Aside from the usual attacks on abortion and the “culture of death” etc. etc., this piece contains a lot of stuff that, as one person has already suggested, is quite likely defamatory and is most definitely highly offensive and insulting to, well, pretty much everyone. Everyone who isn’t in a heterosexual marriage and only having sex for procreative purposes, which means most straight men and women, and definitely all lesbians, gays, transgender people, questioning, queer… (trigger warning for misogyny, homophobia, transphobia over the jump). I’ll just include one paragraph from the “War on Women” piece to give you an idea:

The NZFPA is part of the sex education lobby that is systematically undermining traditional morality and is aggressively promoting an ideology of lustful sexual licence while pretending to be concerned only with the health and safety of young people. As part of their subversive agenda, the Association has produced “a sexual and reproductive health guide for same sex attracted women” titled “Keeping it Safe” The guide is amoral, and promotes unnatural and degrading sexual practices that denigrate the dignity of women. Our young women deserve better.

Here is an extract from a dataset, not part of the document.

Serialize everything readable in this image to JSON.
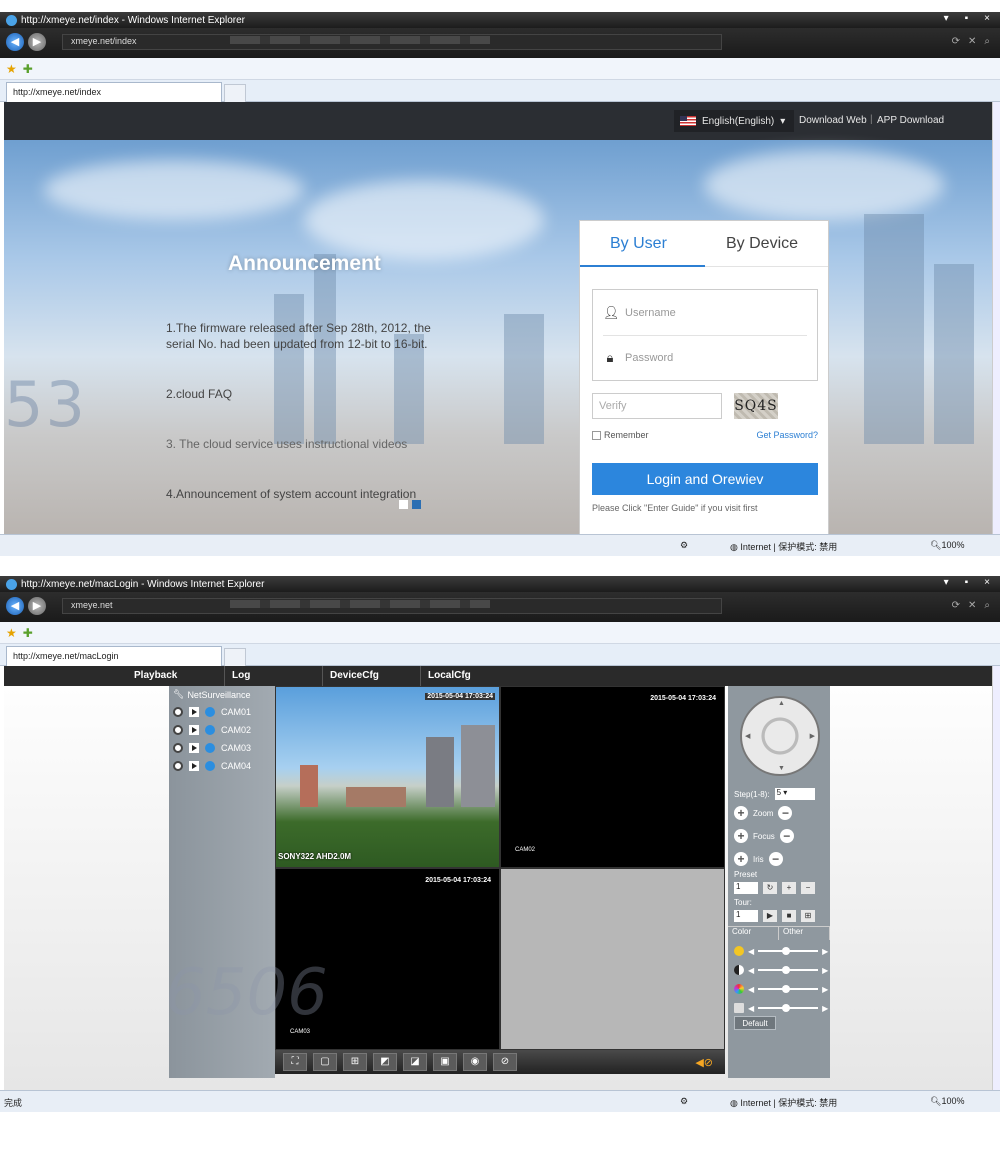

Now, there’s an argument that, ‘Well, no big deal, no one takes this stuff seriously, and nor should we’. ‘Don’t give it any air, it’s just too outrageous.’ To that I’d say: Yes, but also no. And no for two reasons.
The first is that whether or not these kinds of attacks, particularly the complaints over charitable status and the demands that FP be defunded, succeed or fail, they have a chilling effect. They make it harder for WHA and FP to speak out on important issues like our backward abortion laws, marriage equality, or to offer help and support for young people who might need abortion care or a knowledgeable, friendly ear on contraceptive or sexuality issues, for people who don’t fit inside traditional gender norms – for anyone, again, who isn’t part of an idealised traditional iStockPhoto “family”.
The second reason to be wary about ignoring this kind of thing is that these groups have lots and lots of money. And money gets you places in the political world. Right to Life just spent – and this is only my guestimate – well over $100,000 on its court case, which made it to the Supreme Court and could have had extremely bad consequences for reproductive health options. You can look up Family First, Family Life International NZ and the scores of other such organisations on the Charities Commission Web site to see how much they’ve got. For example, FLI NZ had donations of $688,869 in 2011; Family First’s were $317,783; Right to Life, which like the pro-choice AbortionLaw Reform Association of NZ is an incorporated society, got $34,822 in donations in 2011, while ALRANZ – full disclosure, I’m on its exec – less than $2,000 in 2011. (Meanwhile Rape Crisis faces closing some of its centres for want of funding!)
Oh, I just thought of a third reason to give views like Right to Life’s a bit of air, and that’s to try to expose the wider agenda of a group that is often given respectful media treatment when it campaigns against abortion access, with little or no mention of what other delightful bans and restrictions and commandments it wants to impose.

So far, efforts to follow the conservative U.S. playbook on so-called morals issues haven’t worked too well here – the reasons why are worthy of many a blog post – but that doesn’t mean we should drop our guard for even a nanosecond.Update: My bad for not linking to QOT on this.